Task details: What lines of the data below hold "nginx"? Show them.

Supplied data Start Marker

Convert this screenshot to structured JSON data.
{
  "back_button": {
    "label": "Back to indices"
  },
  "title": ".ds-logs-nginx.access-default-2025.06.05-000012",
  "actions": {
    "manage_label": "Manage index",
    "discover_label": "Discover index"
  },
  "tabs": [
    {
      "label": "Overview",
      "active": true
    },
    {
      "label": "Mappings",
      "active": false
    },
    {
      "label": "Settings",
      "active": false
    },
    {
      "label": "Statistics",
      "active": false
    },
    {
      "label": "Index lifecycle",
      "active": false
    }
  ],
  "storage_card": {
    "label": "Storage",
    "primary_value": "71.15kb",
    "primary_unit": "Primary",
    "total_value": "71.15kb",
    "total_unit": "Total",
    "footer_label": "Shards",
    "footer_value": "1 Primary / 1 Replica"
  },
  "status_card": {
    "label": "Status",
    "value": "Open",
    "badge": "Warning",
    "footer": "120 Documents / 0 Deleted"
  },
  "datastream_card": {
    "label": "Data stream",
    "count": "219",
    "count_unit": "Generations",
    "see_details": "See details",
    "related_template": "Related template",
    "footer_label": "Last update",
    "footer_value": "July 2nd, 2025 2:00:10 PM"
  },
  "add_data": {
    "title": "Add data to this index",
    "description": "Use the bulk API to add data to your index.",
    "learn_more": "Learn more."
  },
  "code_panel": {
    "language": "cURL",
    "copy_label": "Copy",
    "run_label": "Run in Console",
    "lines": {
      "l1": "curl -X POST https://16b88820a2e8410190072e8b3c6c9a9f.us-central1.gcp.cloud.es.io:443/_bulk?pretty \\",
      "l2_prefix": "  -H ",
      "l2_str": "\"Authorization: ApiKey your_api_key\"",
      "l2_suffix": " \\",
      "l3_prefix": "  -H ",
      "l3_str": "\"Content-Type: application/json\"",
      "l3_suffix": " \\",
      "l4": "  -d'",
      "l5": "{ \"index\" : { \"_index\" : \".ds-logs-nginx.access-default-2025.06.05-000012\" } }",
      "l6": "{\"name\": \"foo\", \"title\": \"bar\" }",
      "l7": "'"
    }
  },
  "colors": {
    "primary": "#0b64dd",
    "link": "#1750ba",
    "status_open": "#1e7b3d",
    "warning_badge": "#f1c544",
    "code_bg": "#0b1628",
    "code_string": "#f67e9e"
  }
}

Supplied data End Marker

Solution:
  "title": ".ds-logs-nginx.access-default-2025.06.05-000012",
      "l5": "{ \"index\" : { \"_index\" : \".ds-logs-nginx.access-default-2025.06.05-000012\" } }",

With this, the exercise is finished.